We in the West (North America and Europe) have traditionally emphasized a sin/guilt/innocence/righteousness paradigm of salvation. It is time to expand our paradigms. Jesus’ healing is about sin, yes, but also about shame, defilement, and fear.
With the start of a new school year, your mission committee might be looking for some new and interesting ways to promote missions within your congregation. In addition to the excellent missions education resources available from Resonate Global Mission, you may want to check out the following websites.
When I tell people in the CRC what I do for a living, I tend to get the same question in response: Why? And I get it. I recently took a position developing a new project for the denomination: LEAP. Does the CRC need another program to solve problems that are certainly not programmatic?
I’ve noticed a disturbing trend online and in the church in general; it’s the controversial issues that get all the attention. I know this isn’t new. I grew up in the 90s, and even though I was in grade school I remember hearing about our church potentially leaving the denomination over the women in office issue.
During this anniversary year the history and current ministry of Christian Reformed World Missions will be celebrated in a variety of ways. At www.crwm.org/125 you can see a painting, order a book, read stories, watch videos and learn about events that will be happening in...
New church starts are crafting their culture. One of the most significant roles any new congregation will address is the formation of their DNA. For missional churches, the essence of their culture will be incarnational.
What Does Your Church Most Need in Order to Engage in International Missions More Effectively? Weigh In!
Through a survey of a random sampling of Christian Reformed pastors, the following were identified as the most important resources and services that CRC congregations most need in order to engage in international missions more effectively.
When you pastor a congregation of only 26 people, six new members is a pretty big cause for celebration.
By studying the Bible, I hope to deepen my faith in God. By studying the Quran, I hope to better understand the religious experience of my Muslim friends, so that I can share with them my understanding of truth as it is found in the Bible.
An excerpt from the Sea to Sea devotional about riding through Shiprock — a good reminder to all of us to shine in the darkness!

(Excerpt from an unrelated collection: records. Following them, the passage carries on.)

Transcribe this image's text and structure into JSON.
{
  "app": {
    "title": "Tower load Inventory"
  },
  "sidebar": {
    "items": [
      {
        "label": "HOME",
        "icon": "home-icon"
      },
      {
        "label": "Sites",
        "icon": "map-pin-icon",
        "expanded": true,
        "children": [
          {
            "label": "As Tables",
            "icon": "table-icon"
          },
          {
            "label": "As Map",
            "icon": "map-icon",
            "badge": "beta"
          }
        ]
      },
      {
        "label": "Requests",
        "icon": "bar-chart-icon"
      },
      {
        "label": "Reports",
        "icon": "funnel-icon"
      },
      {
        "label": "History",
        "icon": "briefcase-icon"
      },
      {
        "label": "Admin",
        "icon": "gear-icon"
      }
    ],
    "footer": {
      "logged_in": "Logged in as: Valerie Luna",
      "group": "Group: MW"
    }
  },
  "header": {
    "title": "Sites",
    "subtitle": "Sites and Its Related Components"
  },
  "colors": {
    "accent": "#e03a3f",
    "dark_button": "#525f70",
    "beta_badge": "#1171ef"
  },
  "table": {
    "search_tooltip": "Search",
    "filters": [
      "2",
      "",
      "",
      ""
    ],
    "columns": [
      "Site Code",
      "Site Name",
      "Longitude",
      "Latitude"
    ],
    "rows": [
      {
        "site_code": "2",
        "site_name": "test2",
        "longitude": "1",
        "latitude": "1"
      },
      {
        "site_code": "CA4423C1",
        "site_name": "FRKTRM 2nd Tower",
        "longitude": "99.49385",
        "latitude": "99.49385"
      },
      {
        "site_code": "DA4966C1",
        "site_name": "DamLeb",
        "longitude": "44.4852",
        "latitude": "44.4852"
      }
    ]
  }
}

From time to time I receive emails from concerned church members over controversial Bible translations. The translations in question are seven Wycliffe/SIL projects in Muslim contexts. At the center of this controversy are the names God the Father and Son of God, which we call divine familial terms.
What might our Lord most desire Christians from the West to learn from believers in Nigeria? Here is a sampling of their responses.
“We help Christians and Muslims; what matters is the need, not the background of the person,” explained Pastor Jihad.
“We are partnering locally with Latter Rain Ministries (Pastored by Bishop Reginald Blackmon) to share the gospel in Fort Wayne, why don’t we partner with a CRC church in El Potrero, Honduras to share the gospel of Jesus Christ globally?” Pastor Jim Halstead challenged the Community CRC church family.
Much of my work involves helping churches discover their unique gifts and talents that they can contribute to the work of World Renew. How much easier is it to relate to churches in developing countries when you DON'T have all the financial resources or answers?
Owning the task does not mean that missionaries are abandoned — quite the opposite. When a missions team works with their missionaries to discover a common purpose, the partnership and commitment to the task deepen. To use a sports metaphor, the church shifts from merely cheering on the sidelines to being a part of the global team.
Cultural Intelligence is a crucial skill not just for short term mission teams, but for everyone in today's society.
A quote from Anthony Furey of the Edmonton Sun paper indicates the proportion of various perspectives within the Muslim belief community. The high percentages surprised me to some extent, and I wonder what impacts this would have on our missional efforts.
As the CRCNA undertakes more of an active role in inter-religious dialogue in North America, we can learn a lot from our Christian and Muslim friends in Egypt. Egypt has a long history of Christian-Muslim interaction, and in the end, most Egyptians, whether Muslim or Christian, see themselves as Egyptians first.
When I was asked to join the steering committee for the 2008 Sea to Sea ride, I was skeptical. Hundreds of middle to upper income white folks taking the summer off of work to ride bicycles that cost more than some people make in a year was going to “end the cycle of poverty?”